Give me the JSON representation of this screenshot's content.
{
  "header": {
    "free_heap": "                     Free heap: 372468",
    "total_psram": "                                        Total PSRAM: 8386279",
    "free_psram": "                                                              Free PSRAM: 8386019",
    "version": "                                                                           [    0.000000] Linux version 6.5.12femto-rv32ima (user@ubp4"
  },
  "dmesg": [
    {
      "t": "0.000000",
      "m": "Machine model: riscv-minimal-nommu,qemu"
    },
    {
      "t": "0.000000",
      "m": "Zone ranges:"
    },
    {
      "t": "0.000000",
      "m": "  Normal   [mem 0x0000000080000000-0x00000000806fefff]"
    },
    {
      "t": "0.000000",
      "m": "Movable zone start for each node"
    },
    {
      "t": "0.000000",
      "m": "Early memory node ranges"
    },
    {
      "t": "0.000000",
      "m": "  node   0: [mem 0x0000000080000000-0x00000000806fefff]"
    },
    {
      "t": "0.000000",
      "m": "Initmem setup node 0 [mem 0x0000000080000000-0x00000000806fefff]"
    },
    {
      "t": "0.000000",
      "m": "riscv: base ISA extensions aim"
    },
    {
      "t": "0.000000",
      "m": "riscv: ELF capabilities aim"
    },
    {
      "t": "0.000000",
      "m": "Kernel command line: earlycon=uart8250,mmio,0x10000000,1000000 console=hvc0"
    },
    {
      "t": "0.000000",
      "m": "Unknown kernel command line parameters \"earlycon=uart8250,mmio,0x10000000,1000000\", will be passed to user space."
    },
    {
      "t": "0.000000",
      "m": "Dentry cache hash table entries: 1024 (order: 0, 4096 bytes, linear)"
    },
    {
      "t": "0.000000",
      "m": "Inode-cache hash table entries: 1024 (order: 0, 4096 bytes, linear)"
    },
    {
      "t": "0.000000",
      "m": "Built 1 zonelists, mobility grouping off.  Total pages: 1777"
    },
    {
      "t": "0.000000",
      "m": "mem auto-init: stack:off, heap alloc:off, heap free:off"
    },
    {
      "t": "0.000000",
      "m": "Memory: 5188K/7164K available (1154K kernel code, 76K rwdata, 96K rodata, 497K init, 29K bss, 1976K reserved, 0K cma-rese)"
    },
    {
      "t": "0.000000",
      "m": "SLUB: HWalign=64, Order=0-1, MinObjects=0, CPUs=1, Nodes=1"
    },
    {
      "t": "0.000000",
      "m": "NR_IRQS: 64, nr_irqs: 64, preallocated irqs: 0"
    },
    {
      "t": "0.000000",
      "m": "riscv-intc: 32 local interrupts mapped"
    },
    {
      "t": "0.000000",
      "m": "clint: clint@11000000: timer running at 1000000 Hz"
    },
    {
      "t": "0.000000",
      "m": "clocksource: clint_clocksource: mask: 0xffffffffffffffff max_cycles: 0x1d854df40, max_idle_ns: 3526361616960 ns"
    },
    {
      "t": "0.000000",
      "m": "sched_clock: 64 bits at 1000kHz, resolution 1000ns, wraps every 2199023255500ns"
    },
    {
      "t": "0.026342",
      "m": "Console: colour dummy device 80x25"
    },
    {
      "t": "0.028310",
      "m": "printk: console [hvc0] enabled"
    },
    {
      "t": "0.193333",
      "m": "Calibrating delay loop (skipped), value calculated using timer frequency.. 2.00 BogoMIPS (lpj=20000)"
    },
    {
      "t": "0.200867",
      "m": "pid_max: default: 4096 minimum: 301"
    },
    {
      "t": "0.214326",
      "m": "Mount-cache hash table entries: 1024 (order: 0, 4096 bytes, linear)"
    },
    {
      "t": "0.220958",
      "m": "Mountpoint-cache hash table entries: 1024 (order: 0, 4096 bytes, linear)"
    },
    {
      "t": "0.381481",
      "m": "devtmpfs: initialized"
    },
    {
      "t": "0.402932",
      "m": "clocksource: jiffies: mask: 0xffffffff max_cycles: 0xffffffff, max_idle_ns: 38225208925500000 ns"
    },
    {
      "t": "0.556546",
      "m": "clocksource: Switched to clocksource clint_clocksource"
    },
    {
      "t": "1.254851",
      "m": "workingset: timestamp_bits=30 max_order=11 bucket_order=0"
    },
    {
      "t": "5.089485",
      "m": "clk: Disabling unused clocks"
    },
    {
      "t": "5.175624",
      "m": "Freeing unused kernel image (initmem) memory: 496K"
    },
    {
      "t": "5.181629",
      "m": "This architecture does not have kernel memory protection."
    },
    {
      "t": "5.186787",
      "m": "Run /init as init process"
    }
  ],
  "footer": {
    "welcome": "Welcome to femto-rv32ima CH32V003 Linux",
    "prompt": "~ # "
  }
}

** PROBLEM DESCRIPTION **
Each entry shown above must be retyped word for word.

** OUTPUT OF THE EXERCISE **
Give me the JSON representation of this screenshot's content.
{
  "header": {
    "free_heap": "                     Free heap: 372468",
    "total_psram": "                                        Total PSRAM: 8386279",
    "free_psram": "                                                              Free PSRAM: 8386019",
    "version": "                                                                           [    0.000000] Linux version 6.5.12femto-rv32ima (user@ubp4"
  },
  "dmesg": [
    {
      "t": "0.000000",
      "m": "Machine model: riscv-minimal-nommu,qemu"
    },
    {
      "t": "0.000000",
      "m": "Zone ranges:"
    },
    {
      "t": "0.000000",
      "m": "  Normal   [mem 0x0000000080000000-0x00000000806fefff]"
    },
    {
      "t": "0.000000",
      "m": "Movable zone start for each node"
    },
    {
      "t": "0.000000",
      "m": "Early memory node ranges"
    },
    {
      "t": "0.000000",
      "m": "  node   0: [mem 0x0000000080000000-0x00000000806fefff]"
    },
    {
      "t": "0.000000",
      "m": "Initmem setup node 0 [mem 0x0000000080000000-0x00000000806fefff]"
    },
    {
      "t": "0.000000",
      "m": "riscv: base ISA extensions aim"
    },
    {
      "t": "0.000000",
      "m": "riscv: ELF capabilities aim"
    },
    {
      "t": "0.000000",
      "m": "Kernel command line: earlycon=uart8250,mmio,0x10000000,1000000 console=hvc0"
    },
    {
      "t": "0.000000",
      "m": "Unknown kernel command line parameters \"earlycon=uart8250,mmio,0x10000000,1000000\", will be passed to user space."
    },
    {
      "t": "0.000000",
      "m": "Dentry cache hash table entries: 1024 (order: 0, 4096 bytes, linear)"
    },
    {
      "t": "0.000000",
      "m": "Inode-cache hash table entries: 1024 (order: 0, 4096 bytes, linear)"
    },
    {
      "t": "0.000000",
      "m": "Built 1 zonelists, mobility grouping off.  Total pages: 1777"
    },
    {
      "t": "0.000000",
      "m": "mem auto-init: stack:off, heap alloc:off, heap free:off"
    },
    {
      "t": "0.000000",
      "m": "Memory: 5188K/7164K available (1154K kernel code, 76K rwdata, 96K rodata, 497K init, 29K bss, 1976K reserved, 0K cma-rese)"
    },
    {
      "t": "0.000000",
      "m": "SLUB: HWalign=64, Order=0-1, MinObjects=0, CPUs=1, Nodes=1"
    },
    {
      "t": "0.000000",
      "m": "NR_IRQS: 64, nr_irqs: 64, preallocated irqs: 0"
    },
    {
      "t": "0.000000",
      "m": "riscv-intc: 32 local interrupts mapped"
    },
    {
      "t": "0.000000",
      "m": "clint: clint@11000000: timer running at 1000000 Hz"
    },
    {
      "t": "0.000000",
      "m": "clocksource: clint_clocksource: mask: 0xffffffffffffffff max_cycles: 0x1d854df40, max_idle_ns: 3526361616960 ns"
    },
    {
      "t": "0.000000",
      "m": "sched_clock: 64 bits at 1000kHz, resolution 1000ns, wraps every 2199023255500ns"
    },
    {
      "t": "0.026342",
      "m": "Console: colour dummy device 80x25"
    },
    {
      "t": "0.028310",
      "m": "printk: console [hvc0] enabled"
    },
    {
      "t": "0.193333",
      "m": "Calibrating delay loop (skipped), value calculated using timer frequency.. 2.00 BogoMIPS (lpj=20000)"
    },
    {
      "t": "0.200867",
      "m": "pid_max: default: 4096 minimum: 301"
    },
    {
      "t": "0.214326",
      "m": "Mount-cache hash table entries: 1024 (order: 0, 4096 bytes, linear)"
    },
    {
      "t": "0.220958",
      "m": "Mountpoint-cache hash table entries: 1024 (order: 0, 4096 bytes, linear)"
    },
    {
      "t": "0.381481",
      "m": "devtmpfs: initialized"
    },
    {
      "t": "0.402932",
      "m": "clocksource: jiffies: mask: 0xffffffff max_cycles: 0xffffffff, max_idle_ns: 38225208925500000 ns"
    },
    {
      "t": "0.556546",
      "m": "clocksource: Switched to clocksource clint_clocksource"
    },
    {
      "t": "1.254851",
      "m": "workingset: timestamp_bits=30 max_order=11 bucket_order=0"
    },
    {
      "t": "5.089485",
      "m": "clk: Disabling unused clocks"
    },
    {
      "t": "5.175624",
      "m": "Freeing unused kernel image (initmem) memory: 496K"
    },
    {
      "t": "5.181629",
      "m": "This architecture does not have kernel memory protection."
    },
    {
      "t": "5.186787",
      "m": "Run /init as init process"
    }
  ],
  "footer": {
    "welcome": "Welcome to femto-rv32ima CH32V003 Linux",
    "prompt": "~ # "
  }
}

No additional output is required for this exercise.